Records from a collection:

══════════

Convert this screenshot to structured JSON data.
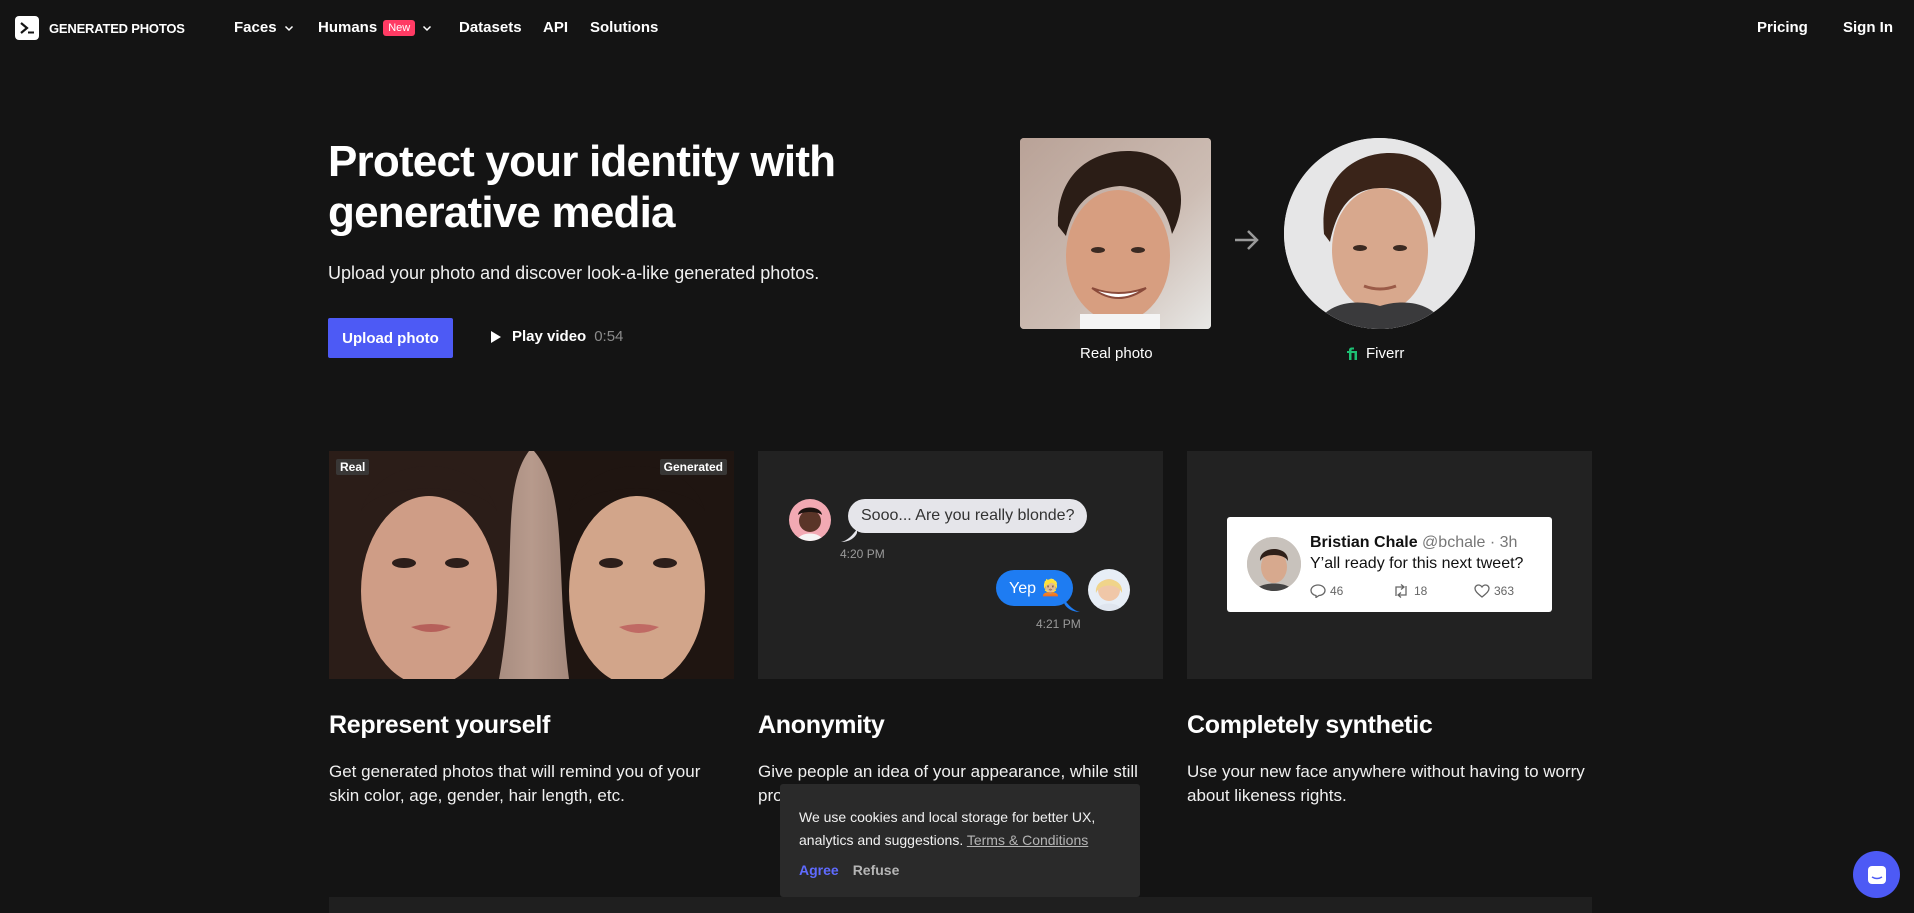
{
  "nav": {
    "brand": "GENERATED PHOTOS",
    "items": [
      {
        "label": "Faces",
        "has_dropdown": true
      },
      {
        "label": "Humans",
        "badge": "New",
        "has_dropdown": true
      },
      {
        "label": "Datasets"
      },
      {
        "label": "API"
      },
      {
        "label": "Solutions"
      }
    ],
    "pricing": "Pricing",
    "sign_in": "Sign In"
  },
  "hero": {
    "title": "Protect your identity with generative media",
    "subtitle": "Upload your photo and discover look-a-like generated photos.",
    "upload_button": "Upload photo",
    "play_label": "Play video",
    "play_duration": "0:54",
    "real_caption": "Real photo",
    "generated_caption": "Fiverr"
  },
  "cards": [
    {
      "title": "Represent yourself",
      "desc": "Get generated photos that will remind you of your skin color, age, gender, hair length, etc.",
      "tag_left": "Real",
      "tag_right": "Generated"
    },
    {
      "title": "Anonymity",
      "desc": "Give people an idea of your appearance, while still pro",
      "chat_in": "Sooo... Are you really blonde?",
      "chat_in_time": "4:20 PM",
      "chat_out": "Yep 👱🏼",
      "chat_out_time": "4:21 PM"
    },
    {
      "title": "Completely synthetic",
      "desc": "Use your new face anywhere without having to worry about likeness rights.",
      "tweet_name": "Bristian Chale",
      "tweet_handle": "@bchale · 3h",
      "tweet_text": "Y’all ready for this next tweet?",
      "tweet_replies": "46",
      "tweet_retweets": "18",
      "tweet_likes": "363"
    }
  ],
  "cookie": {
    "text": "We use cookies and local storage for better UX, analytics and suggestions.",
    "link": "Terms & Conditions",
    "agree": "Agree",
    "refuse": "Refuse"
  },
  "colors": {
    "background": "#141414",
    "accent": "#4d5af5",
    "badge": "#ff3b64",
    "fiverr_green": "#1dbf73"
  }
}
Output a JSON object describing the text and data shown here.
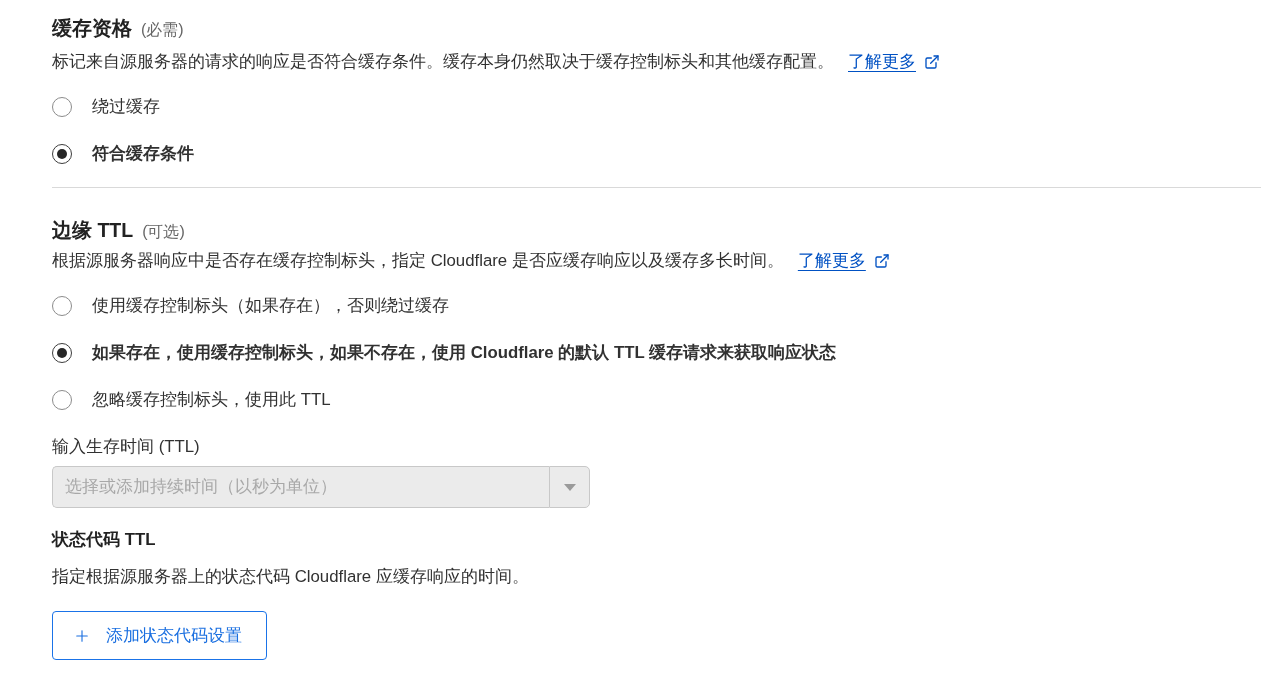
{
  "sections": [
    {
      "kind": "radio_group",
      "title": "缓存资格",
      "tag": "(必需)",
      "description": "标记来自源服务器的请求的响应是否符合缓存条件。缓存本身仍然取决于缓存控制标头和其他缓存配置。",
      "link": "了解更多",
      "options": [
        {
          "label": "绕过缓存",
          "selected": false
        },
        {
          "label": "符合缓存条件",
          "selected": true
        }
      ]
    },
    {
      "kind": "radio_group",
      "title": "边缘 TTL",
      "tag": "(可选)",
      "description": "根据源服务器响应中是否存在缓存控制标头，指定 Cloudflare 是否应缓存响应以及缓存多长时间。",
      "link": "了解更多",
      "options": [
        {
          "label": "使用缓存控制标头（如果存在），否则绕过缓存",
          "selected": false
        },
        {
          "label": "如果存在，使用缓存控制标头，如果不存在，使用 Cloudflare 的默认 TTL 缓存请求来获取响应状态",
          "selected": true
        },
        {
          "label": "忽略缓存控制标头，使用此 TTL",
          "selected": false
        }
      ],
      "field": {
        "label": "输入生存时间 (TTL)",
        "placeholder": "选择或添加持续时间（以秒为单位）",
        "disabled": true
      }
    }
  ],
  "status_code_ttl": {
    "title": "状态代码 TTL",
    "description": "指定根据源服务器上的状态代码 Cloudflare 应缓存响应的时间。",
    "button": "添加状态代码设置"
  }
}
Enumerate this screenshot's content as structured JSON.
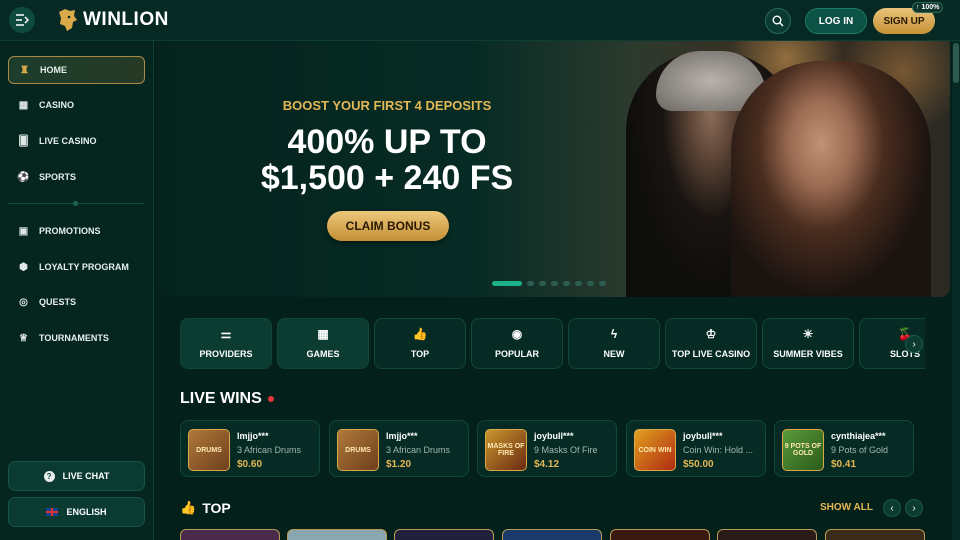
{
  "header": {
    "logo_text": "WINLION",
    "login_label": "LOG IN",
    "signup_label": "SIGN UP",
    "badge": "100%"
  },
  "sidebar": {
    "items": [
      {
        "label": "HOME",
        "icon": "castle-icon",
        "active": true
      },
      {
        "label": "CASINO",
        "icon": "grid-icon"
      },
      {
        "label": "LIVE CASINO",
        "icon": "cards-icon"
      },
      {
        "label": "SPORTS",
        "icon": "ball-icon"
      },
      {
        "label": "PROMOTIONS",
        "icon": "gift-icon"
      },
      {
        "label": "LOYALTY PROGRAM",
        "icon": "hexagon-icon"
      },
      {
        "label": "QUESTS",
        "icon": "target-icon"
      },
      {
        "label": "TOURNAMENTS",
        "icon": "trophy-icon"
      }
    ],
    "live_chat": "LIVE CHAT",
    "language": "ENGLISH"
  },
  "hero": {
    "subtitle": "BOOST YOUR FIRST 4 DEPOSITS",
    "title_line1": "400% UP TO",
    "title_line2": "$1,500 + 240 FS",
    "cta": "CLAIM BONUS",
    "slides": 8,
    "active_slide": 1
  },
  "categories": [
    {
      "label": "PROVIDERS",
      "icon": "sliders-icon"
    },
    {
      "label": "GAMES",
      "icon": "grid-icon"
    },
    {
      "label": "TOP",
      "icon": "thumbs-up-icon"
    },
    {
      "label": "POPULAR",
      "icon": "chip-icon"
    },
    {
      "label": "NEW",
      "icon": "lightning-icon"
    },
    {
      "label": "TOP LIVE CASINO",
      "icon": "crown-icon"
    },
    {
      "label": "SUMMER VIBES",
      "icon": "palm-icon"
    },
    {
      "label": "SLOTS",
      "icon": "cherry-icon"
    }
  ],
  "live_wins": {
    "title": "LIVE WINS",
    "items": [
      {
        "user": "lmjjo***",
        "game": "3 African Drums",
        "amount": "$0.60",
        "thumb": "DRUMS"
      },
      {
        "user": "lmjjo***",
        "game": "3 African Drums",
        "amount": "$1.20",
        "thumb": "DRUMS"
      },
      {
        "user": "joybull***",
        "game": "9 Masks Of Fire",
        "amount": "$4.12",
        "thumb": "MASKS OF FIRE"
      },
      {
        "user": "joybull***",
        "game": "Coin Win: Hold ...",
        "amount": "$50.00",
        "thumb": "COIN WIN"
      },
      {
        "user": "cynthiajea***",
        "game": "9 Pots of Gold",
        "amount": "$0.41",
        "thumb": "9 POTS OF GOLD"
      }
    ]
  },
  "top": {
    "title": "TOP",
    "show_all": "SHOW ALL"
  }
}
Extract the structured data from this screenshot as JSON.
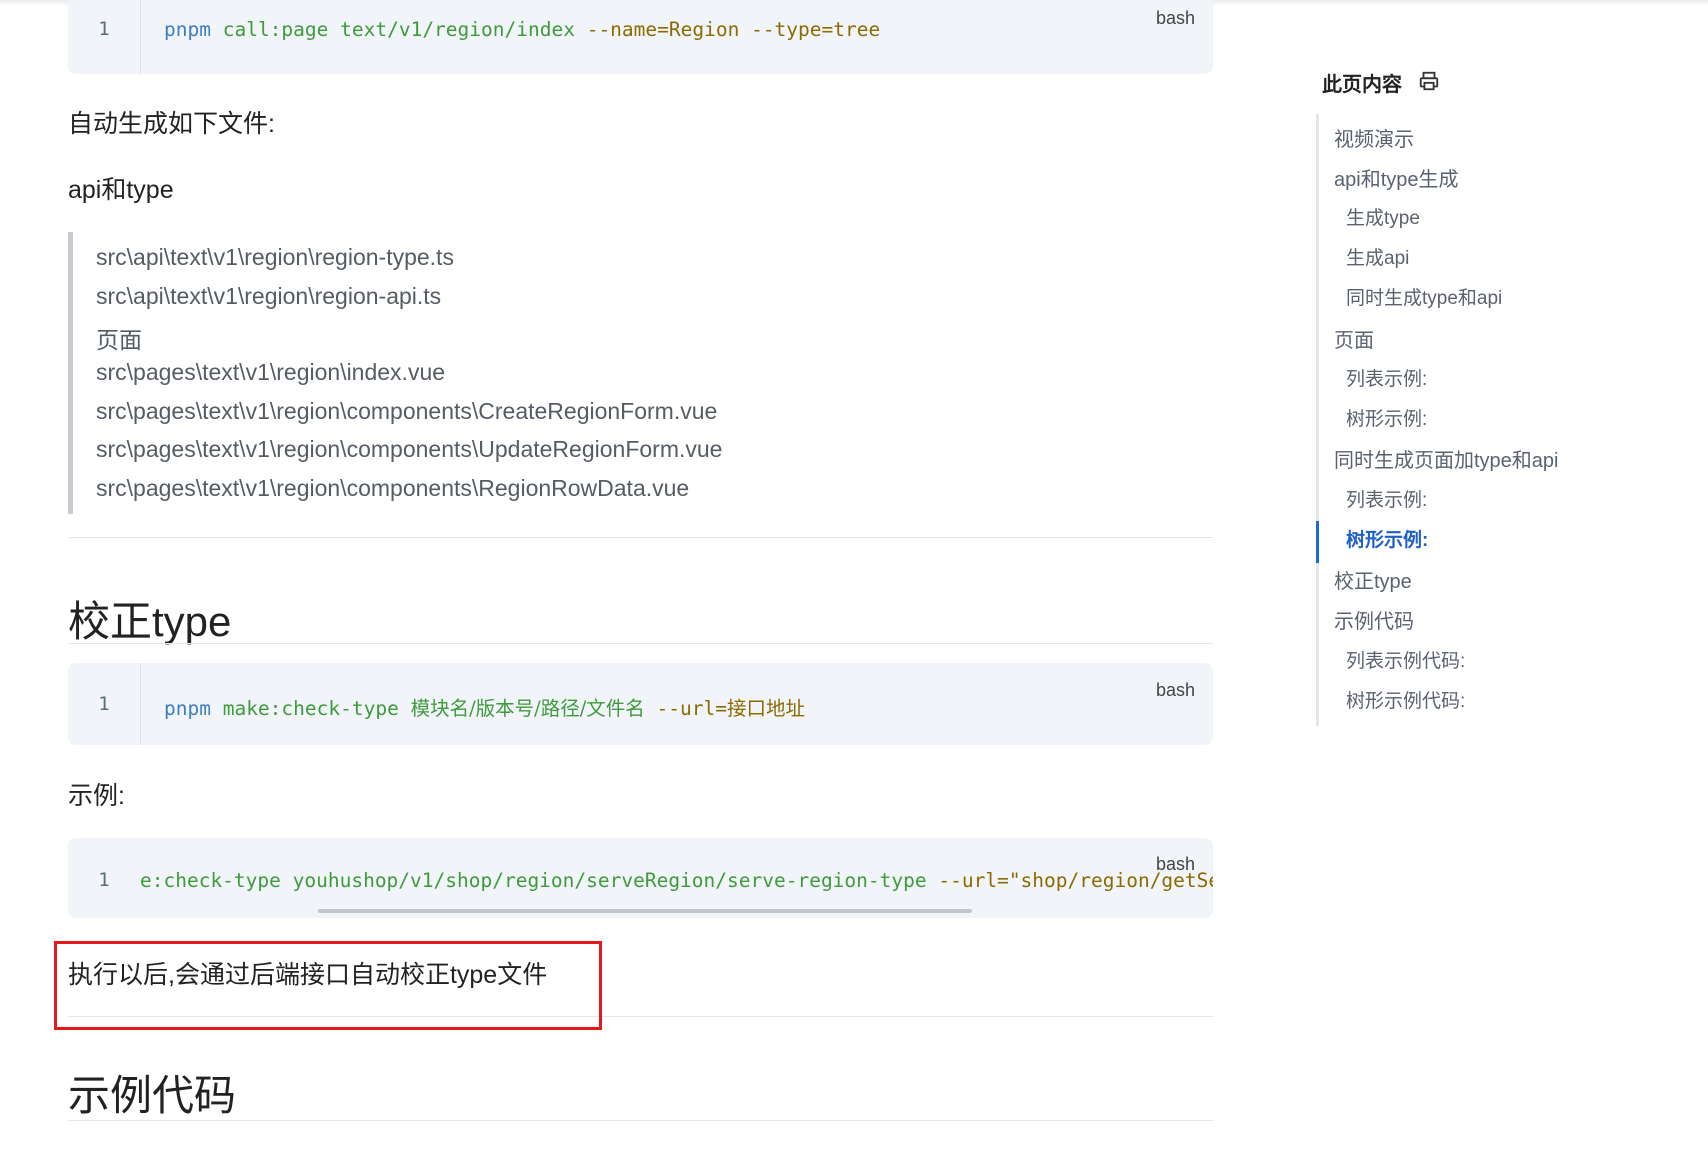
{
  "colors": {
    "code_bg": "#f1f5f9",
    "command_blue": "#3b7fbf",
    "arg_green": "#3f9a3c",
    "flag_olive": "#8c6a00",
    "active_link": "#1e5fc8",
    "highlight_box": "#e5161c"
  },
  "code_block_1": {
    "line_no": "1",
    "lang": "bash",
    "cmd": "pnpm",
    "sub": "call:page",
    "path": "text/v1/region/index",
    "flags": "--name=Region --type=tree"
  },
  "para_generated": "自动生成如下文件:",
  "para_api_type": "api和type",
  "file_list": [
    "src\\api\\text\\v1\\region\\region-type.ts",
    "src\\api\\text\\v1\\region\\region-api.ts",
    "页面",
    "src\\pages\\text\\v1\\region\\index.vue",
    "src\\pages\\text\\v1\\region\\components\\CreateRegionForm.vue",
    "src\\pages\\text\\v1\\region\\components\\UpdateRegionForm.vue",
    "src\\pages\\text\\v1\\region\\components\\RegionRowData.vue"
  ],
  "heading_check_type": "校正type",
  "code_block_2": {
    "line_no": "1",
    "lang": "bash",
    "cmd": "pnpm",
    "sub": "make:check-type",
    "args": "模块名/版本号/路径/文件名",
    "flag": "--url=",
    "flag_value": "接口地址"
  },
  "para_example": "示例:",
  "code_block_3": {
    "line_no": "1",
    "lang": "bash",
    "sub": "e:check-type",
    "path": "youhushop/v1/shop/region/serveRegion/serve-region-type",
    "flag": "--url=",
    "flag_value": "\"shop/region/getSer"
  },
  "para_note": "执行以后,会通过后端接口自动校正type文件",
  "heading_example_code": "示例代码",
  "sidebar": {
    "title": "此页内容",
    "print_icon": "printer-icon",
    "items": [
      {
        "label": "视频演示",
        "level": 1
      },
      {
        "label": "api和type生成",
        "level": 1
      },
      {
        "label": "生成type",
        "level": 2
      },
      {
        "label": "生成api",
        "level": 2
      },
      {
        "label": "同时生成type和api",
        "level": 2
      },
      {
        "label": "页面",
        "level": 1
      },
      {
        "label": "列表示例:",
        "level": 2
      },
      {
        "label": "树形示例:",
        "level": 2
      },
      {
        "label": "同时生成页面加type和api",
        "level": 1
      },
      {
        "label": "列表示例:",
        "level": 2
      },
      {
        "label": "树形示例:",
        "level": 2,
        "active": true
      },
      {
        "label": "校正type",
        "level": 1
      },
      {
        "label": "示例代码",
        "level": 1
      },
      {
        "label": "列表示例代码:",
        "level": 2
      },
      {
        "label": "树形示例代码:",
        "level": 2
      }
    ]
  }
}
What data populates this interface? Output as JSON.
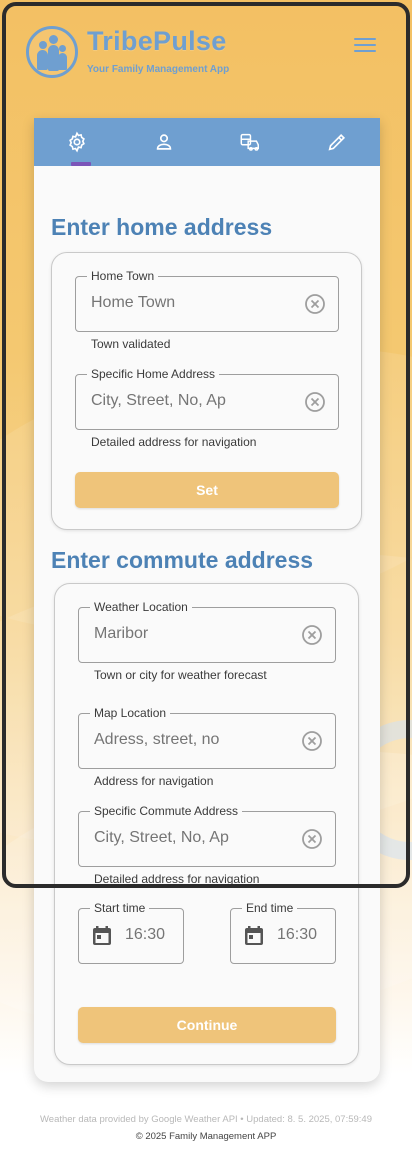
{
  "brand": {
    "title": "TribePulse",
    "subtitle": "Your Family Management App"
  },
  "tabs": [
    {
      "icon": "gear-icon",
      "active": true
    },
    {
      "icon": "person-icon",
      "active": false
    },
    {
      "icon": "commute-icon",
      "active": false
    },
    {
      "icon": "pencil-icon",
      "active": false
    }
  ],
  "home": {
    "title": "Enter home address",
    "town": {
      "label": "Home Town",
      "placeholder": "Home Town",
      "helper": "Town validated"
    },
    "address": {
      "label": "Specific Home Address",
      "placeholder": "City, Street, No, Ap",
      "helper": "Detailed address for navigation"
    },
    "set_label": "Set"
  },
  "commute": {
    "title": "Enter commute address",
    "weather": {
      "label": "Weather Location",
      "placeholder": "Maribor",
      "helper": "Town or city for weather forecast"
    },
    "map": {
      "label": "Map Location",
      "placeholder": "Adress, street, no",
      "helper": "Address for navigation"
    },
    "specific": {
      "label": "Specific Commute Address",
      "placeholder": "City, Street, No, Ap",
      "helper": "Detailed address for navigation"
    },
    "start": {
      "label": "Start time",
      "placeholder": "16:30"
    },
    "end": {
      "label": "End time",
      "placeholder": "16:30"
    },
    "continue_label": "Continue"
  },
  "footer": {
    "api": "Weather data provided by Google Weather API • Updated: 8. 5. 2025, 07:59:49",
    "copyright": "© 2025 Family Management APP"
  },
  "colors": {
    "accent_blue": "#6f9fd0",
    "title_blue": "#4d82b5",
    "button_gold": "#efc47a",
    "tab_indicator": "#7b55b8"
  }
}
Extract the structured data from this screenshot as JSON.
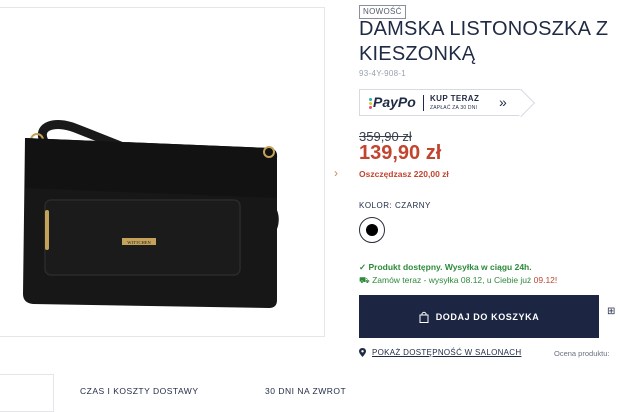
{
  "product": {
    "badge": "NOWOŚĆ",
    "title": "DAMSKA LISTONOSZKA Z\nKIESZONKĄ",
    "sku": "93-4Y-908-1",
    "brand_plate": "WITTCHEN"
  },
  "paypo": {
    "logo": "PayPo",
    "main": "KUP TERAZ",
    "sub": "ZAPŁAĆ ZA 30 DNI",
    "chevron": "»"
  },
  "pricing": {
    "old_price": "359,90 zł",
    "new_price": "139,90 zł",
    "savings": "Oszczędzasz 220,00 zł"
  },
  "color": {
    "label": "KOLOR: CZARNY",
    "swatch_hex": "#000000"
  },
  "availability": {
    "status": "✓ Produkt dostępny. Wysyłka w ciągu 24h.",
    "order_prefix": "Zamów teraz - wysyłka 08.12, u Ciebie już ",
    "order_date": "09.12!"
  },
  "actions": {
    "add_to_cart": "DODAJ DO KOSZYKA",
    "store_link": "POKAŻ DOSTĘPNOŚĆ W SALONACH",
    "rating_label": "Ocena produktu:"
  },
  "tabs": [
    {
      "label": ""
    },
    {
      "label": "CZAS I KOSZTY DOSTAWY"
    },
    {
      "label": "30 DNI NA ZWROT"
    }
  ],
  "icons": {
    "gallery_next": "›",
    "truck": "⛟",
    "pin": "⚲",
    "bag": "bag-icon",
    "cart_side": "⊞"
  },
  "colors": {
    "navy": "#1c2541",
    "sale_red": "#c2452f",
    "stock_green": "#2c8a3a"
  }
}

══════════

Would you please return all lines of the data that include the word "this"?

Convert this screenshot to structured JSON data.
      "tweet_text": "Y’all ready for this next tweet?",
Enumerate this screenshot's content as structured JSON.
Extract the structured data from this screenshot as JSON.
What data populates this interface? Output as JSON.
Extract the structured data from this screenshot as JSON.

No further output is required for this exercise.